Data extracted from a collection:
----------

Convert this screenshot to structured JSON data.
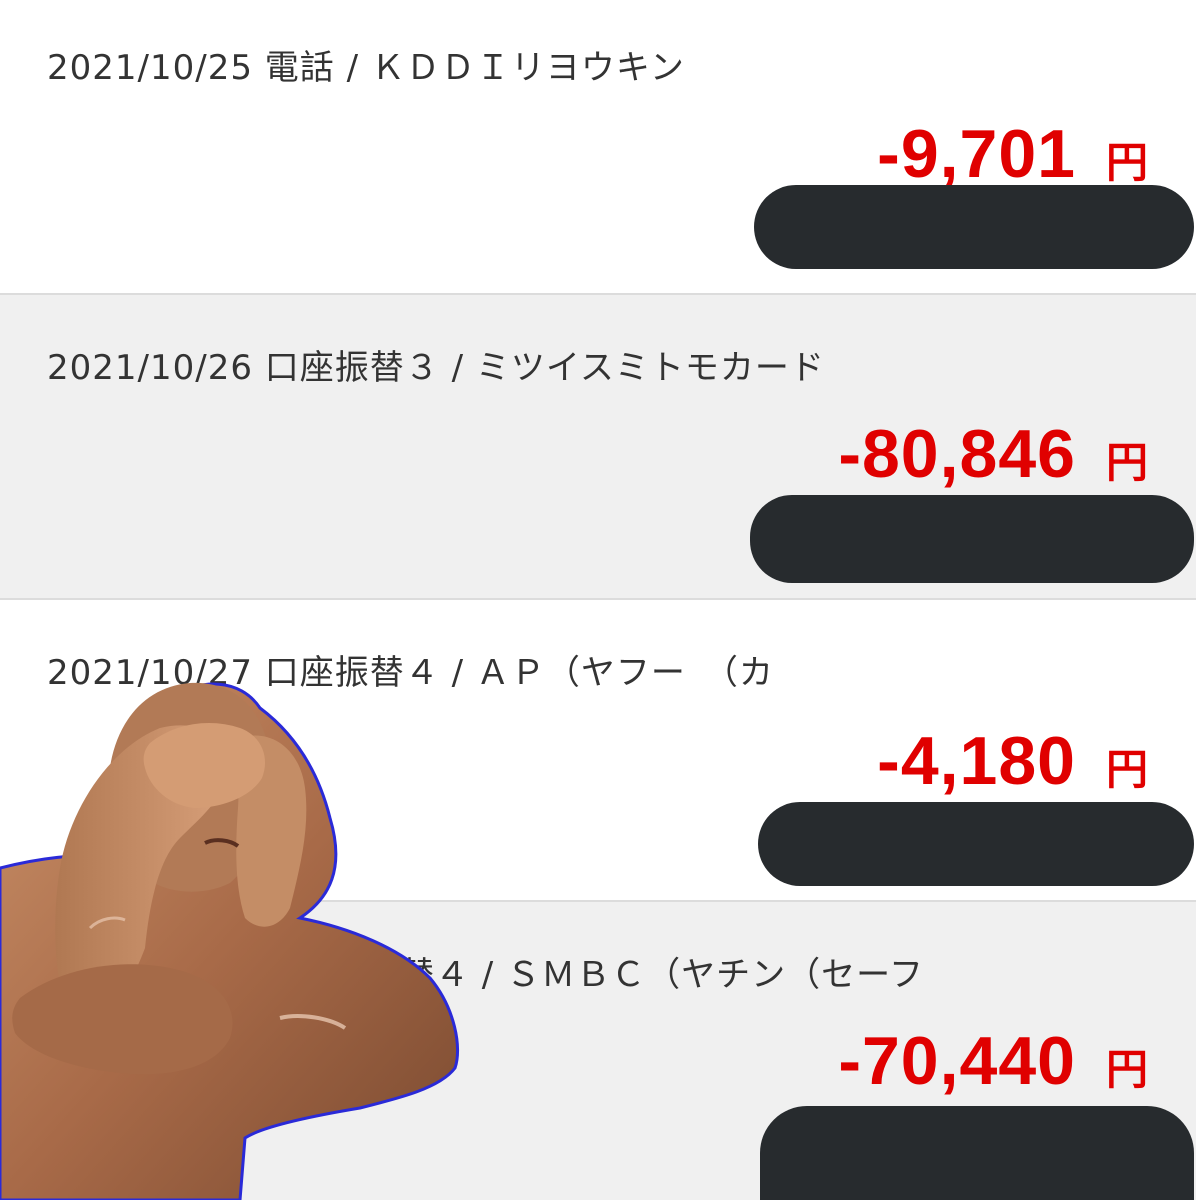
{
  "transactions": [
    {
      "description": "2021/10/25  電話 / ＫＤＤＩリヨウキン",
      "amount": "-9,701",
      "currency": "円",
      "balance_redacted": true
    },
    {
      "description": "2021/10/26  口座振替３ / ミツイスミトモカード",
      "amount": "-80,846",
      "currency": "円",
      "balance_redacted": true
    },
    {
      "description": "2021/10/27  口座振替４ / ＡＰ（ヤフー　（カ",
      "amount": "-4,180",
      "currency": "円",
      "balance_redacted": true
    },
    {
      "description": "替４ / ＳＭＢＣ（ヤチン（セーフ",
      "amount": "-70,440",
      "currency": "円",
      "balance_redacted": true
    }
  ],
  "colors": {
    "amount": "#e00000",
    "text": "#333333",
    "row_alt": "#f0f0f0",
    "redaction": "#272b2e",
    "overlay_outline": "#2a2ad8"
  },
  "overlay_image": "person-covering-face-sticker"
}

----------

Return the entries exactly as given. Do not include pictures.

Convert this screenshot to structured JSON data.
{
  "transactions": [
    {
      "description": "2021/10/25  電話 / ＫＤＤＩリヨウキン",
      "amount": "-9,701",
      "currency": "円",
      "balance_redacted": true
    },
    {
      "description": "2021/10/26  口座振替３ / ミツイスミトモカード",
      "amount": "-80,846",
      "currency": "円",
      "balance_redacted": true
    },
    {
      "description": "2021/10/27  口座振替４ / ＡＰ（ヤフー　（カ",
      "amount": "-4,180",
      "currency": "円",
      "balance_redacted": true
    },
    {
      "description": "替４ / ＳＭＢＣ（ヤチン（セーフ",
      "amount": "-70,440",
      "currency": "円",
      "balance_redacted": true
    }
  ],
  "colors": {
    "amount": "#e00000",
    "text": "#333333",
    "row_alt": "#f0f0f0",
    "redaction": "#272b2e",
    "overlay_outline": "#2a2ad8"
  },
  "overlay_image": "person-covering-face-sticker"
}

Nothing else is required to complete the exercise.